Work required:
Where an entry below contains an image, skip the image and copy the rest exactly.

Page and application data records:
▶

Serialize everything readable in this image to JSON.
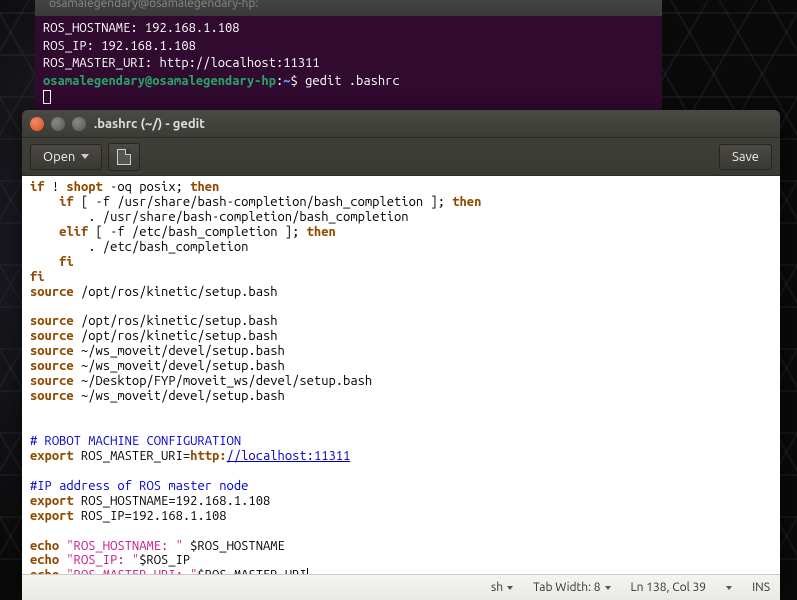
{
  "terminal": {
    "title": "osamalegendary@osamalegendary-hp:",
    "line1_label": "ROS_HOSTNAME:  ",
    "line1_value": "192.168.1.108",
    "line2_label": "ROS_IP: ",
    "line2_value": "192.168.1.108",
    "line3_label": "ROS_MASTER_URI: ",
    "line3_value": "http://localhost:11311",
    "prompt_user": "osamalegendary@osamalegendary-hp",
    "prompt_sep": ":",
    "prompt_path": "~",
    "prompt_end": "$ ",
    "command": "gedit .bashrc"
  },
  "gedit": {
    "window_title": ".bashrc (~/) - gedit",
    "toolbar": {
      "open": "Open",
      "save": "Save"
    },
    "statusbar": {
      "lang": "sh",
      "tabwidth": "Tab Width: 8",
      "position": "Ln 138, Col 39",
      "insert_mode": "INS"
    },
    "code": {
      "l01a": "if",
      "l01b": " ! ",
      "l01c": "shopt",
      "l01d": " -oq posix; ",
      "l01e": "then",
      "l02a": "    if",
      "l02b": " [ -f /usr/share/bash-completion/bash_completion ]; ",
      "l02c": "then",
      "l03": "        . /usr/share/bash-completion/bash_completion",
      "l04a": "    elif",
      "l04b": " [ -f /etc/bash_completion ]; ",
      "l04c": "then",
      "l05": "        . /etc/bash_completion",
      "l06": "    fi",
      "l07": "fi",
      "l08a": "source",
      "l08b": " /opt/ros/kinetic/setup.bash",
      "l09": "",
      "l10a": "source",
      "l10b": " /opt/ros/kinetic/setup.bash",
      "l11a": "source",
      "l11b": " /opt/ros/kinetic/setup.bash",
      "l12a": "source",
      "l12b": " ~/ws_moveit/devel/setup.bash",
      "l13a": "source",
      "l13b": " ~/ws_moveit/devel/setup.bash",
      "l14a": "source",
      "l14b": " ~/Desktop/FYP/moveit_ws/devel/setup.bash",
      "l15a": "source",
      "l15b": " ~/ws_moveit/devel/setup.bash",
      "l16": "",
      "l17": "",
      "l18": "# ROBOT MACHINE CONFIGURATION",
      "l19a": "export",
      "l19b": " ROS_MASTER_URI=",
      "l19c": "http:",
      "l19d": "//localhost:11311",
      "l20": "",
      "l21": "#IP address of ROS master node",
      "l22a": "export",
      "l22b": " ROS_HOSTNAME=192.168.1.108",
      "l23a": "export",
      "l23b": " ROS_IP=192.168.1.108",
      "l24": "",
      "l25a": "echo",
      "l25b": " ",
      "l25c": "\"ROS_HOSTNAME: \"",
      "l25d": " $ROS_HOSTNAME",
      "l26a": "echo",
      "l26b": " ",
      "l26c": "\"ROS_IP: \"",
      "l26d": "$ROS_IP",
      "l27a": "echo",
      "l27b": " ",
      "l27c": "\"ROS_MASTER_URI: \"",
      "l27d": "$ROS_MASTER_URI"
    }
  }
}
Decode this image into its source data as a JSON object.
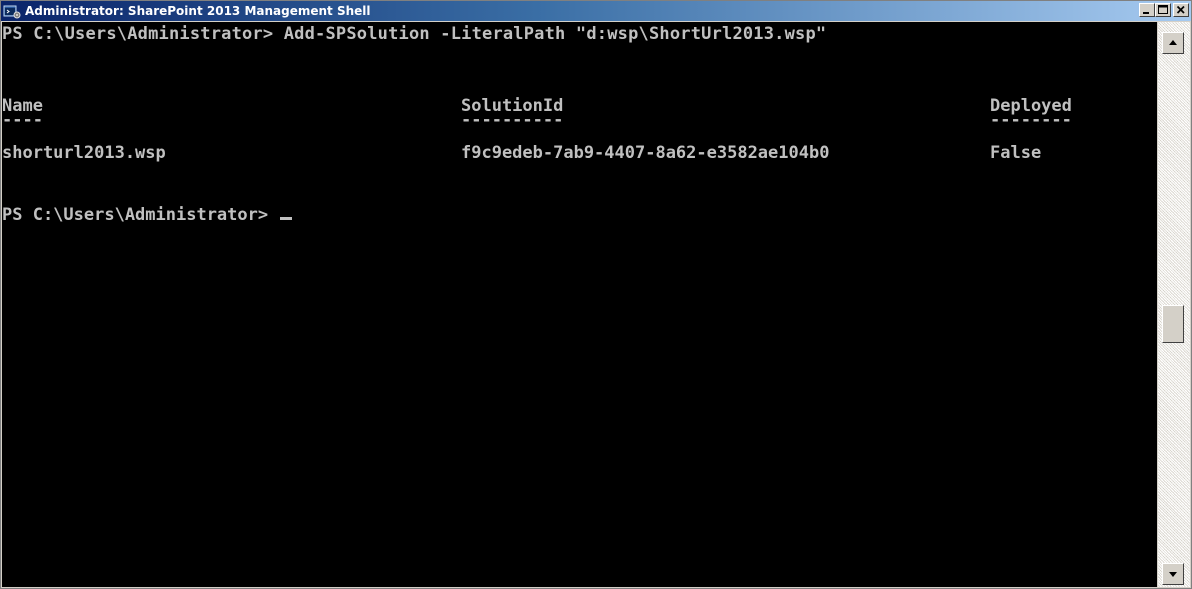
{
  "window": {
    "title": "Administrator: SharePoint 2013 Management Shell"
  },
  "console": {
    "command_line": "PS C:\\Users\\Administrator> Add-SPSolution -LiteralPath \"d:wsp\\ShortUrl2013.wsp\"",
    "table": {
      "headers": [
        "Name",
        "SolutionId",
        "Deployed"
      ],
      "underline": [
        "----",
        "----------",
        "--------"
      ],
      "rows": [
        [
          "shorturl2013.wsp",
          "f9c9edeb-7ab9-4407-8a62-e3582ae104b0",
          "False"
        ]
      ]
    },
    "prompt": "PS C:\\Users\\Administrator> "
  },
  "icons": {
    "app": "powershell-app-icon",
    "minimize": "minimize-icon",
    "maximize": "maximize-icon",
    "close": "close-icon",
    "scroll_up": "arrow-up-icon",
    "scroll_down": "arrow-down-icon"
  },
  "colors": {
    "console_bg": "#000000",
    "console_fg": "#c0c0c0",
    "titlebar_start": "#0a246a",
    "titlebar_end": "#a6caf0"
  }
}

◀

Solved exercise:
Serialize everything readable in this image to JSON.
{
  "terminal": {
    "title": "osamalegendary@osamalegendary-hp:",
    "line1_label": "ROS_HOSTNAME:  ",
    "line1_value": "192.168.1.108",
    "line2_label": "ROS_IP: ",
    "line2_value": "192.168.1.108",
    "line3_label": "ROS_MASTER_URI: ",
    "line3_value": "http://localhost:11311",
    "prompt_user": "osamalegendary@osamalegendary-hp",
    "prompt_sep": ":",
    "prompt_path": "~",
    "prompt_end": "$ ",
    "command": "gedit .bashrc"
  },
  "gedit": {
    "window_title": ".bashrc (~/) - gedit",
    "toolbar": {
      "open": "Open",
      "save": "Save"
    },
    "statusbar": {
      "lang": "sh",
      "tabwidth": "Tab Width: 8",
      "position": "Ln 138, Col 39",
      "insert_mode": "INS"
    },
    "code": {
      "l01a": "if",
      "l01b": " ! ",
      "l01c": "shopt",
      "l01d": " -oq posix; ",
      "l01e": "then",
      "l02a": "    if",
      "l02b": " [ -f /usr/share/bash-completion/bash_completion ]; ",
      "l02c": "then",
      "l03": "        . /usr/share/bash-completion/bash_completion",
      "l04a": "    elif",
      "l04b": " [ -f /etc/bash_completion ]; ",
      "l04c": "then",
      "l05": "        . /etc/bash_completion",
      "l06": "    fi",
      "l07": "fi",
      "l08a": "source",
      "l08b": " /opt/ros/kinetic/setup.bash",
      "l09": "",
      "l10a": "source",
      "l10b": " /opt/ros/kinetic/setup.bash",
      "l11a": "source",
      "l11b": " /opt/ros/kinetic/setup.bash",
      "l12a": "source",
      "l12b": " ~/ws_moveit/devel/setup.bash",
      "l13a": "source",
      "l13b": " ~/ws_moveit/devel/setup.bash",
      "l14a": "source",
      "l14b": " ~/Desktop/FYP/moveit_ws/devel/setup.bash",
      "l15a": "source",
      "l15b": " ~/ws_moveit/devel/setup.bash",
      "l16": "",
      "l17": "",
      "l18": "# ROBOT MACHINE CONFIGURATION",
      "l19a": "export",
      "l19b": " ROS_MASTER_URI=",
      "l19c": "http:",
      "l19d": "//localhost:11311",
      "l20": "",
      "l21": "#IP address of ROS master node",
      "l22a": "export",
      "l22b": " ROS_HOSTNAME=192.168.1.108",
      "l23a": "export",
      "l23b": " ROS_IP=192.168.1.108",
      "l24": "",
      "l25a": "echo",
      "l25b": " ",
      "l25c": "\"ROS_HOSTNAME: \"",
      "l25d": " $ROS_HOSTNAME",
      "l26a": "echo",
      "l26b": " ",
      "l26c": "\"ROS_IP: \"",
      "l26d": "$ROS_IP",
      "l27a": "echo",
      "l27b": " ",
      "l27c": "\"ROS_MASTER_URI: \"",
      "l27d": "$ROS_MASTER_URI"
    }
  }
}
Decode this image into its source data as a JSON object.
{
  "window": {
    "title": "Administrator: SharePoint 2013 Management Shell"
  },
  "console": {
    "command_line": "PS C:\\Users\\Administrator> Add-SPSolution -LiteralPath \"d:wsp\\ShortUrl2013.wsp\"",
    "table": {
      "headers": [
        "Name",
        "SolutionId",
        "Deployed"
      ],
      "underline": [
        "----",
        "----------",
        "--------"
      ],
      "rows": [
        [
          "shorturl2013.wsp",
          "f9c9edeb-7ab9-4407-8a62-e3582ae104b0",
          "False"
        ]
      ]
    },
    "prompt": "PS C:\\Users\\Administrator> "
  },
  "icons": {
    "app": "powershell-app-icon",
    "minimize": "minimize-icon",
    "maximize": "maximize-icon",
    "close": "close-icon",
    "scroll_up": "arrow-up-icon",
    "scroll_down": "arrow-down-icon"
  },
  "colors": {
    "console_bg": "#000000",
    "console_fg": "#c0c0c0",
    "titlebar_start": "#0a246a",
    "titlebar_end": "#a6caf0"
  }
}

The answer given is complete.